Blockchain trade finance platform makes lay offs

trade the blockchain trade finance platform has been through a round of layoffs in the last week. Just four weeks ago, IBM announced an investment in the platform. However, when we chatted to back in April, there was a plan to raise €15 million this year in multiple tranches. This included finance from existing shareholders, IBM, as well as other outsiders such as insurers and credit ratings firms.

General Manager Ciaran McGown confirmed the layoffs to Ledger Insights. “Our resourcing requirements change over time and we have recently reduced a number of roles in the technical and product areas,” said McGowan via email.

“Our ability to remain agile ensures that we’re managing the company’s resources as effectively as possible. Interest in, from banks and their clients, remains strong and we’re confident that the digitisation of trade and trade finance is more relevant today than ever before.”

Our information was that existing shareholders were scheduled to invest in May and external investors, including insurers in September. The landscape has changed somewhat, and the trade finance insurance sector has tightened.

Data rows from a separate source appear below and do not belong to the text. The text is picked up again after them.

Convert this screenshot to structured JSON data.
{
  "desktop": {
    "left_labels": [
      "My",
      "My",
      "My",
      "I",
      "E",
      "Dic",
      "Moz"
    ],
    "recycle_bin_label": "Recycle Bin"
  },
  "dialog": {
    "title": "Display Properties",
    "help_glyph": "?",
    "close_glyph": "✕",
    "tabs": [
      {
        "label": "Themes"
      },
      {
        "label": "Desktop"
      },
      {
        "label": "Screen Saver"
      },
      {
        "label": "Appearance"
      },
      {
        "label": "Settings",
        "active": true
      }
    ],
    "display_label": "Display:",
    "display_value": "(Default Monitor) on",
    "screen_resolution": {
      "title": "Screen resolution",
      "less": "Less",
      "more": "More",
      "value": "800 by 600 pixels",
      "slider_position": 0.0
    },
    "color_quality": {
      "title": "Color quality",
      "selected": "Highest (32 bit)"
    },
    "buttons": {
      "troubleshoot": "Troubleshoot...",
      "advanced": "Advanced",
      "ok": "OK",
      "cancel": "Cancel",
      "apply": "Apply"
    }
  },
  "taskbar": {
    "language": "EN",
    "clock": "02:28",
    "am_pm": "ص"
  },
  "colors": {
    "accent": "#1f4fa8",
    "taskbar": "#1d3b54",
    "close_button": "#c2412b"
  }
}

Global Trade Review first reported the job cuts, citing some existing banks’ failure to reinvest or only commit to lower amounts. It also stated that had expected to raise €2-3 million from major trade finance insurer Euler Hermes which had fallen through.

In late April, the Financial Times noted that Euler Hermes was looking to significantly reduce the amount of trade finance insurance cover in the UK unless the government provided a backstop. It cited excerpts from a letter by the insurer that highlighted a likely 20-25% increase in global insolvencies and its intention to review credit limit decisions in some areas.

On a more positive note, we previously noted that has reached the point where it has satisfied the banks’ security and compliance requirements, which has been an obstacle to full roll out. Hence only two banks, Nordea and Société Générale, had fully deployed the solution so far with the others restricted in terms of volume. 

One of the reasons for bringing IBM on board as a shareholder is to help banks to integrate with the platform, especially outside Europe. IBM built the initial platform, but subsequently took the development in-house.

Currently all 12 shareholder banks are European: CaixaBank, Deutsche Bank, Erste Bank and its subsidiary Česká spořitelna, HSBC, KBC, Natixis, Nordea, Rabobank, Santander, Société Générale and its subsidiary KB, UBS, and UniCredit Italy. Eurobank, CSOB and UniCredit Germany are non-shareholder licensees.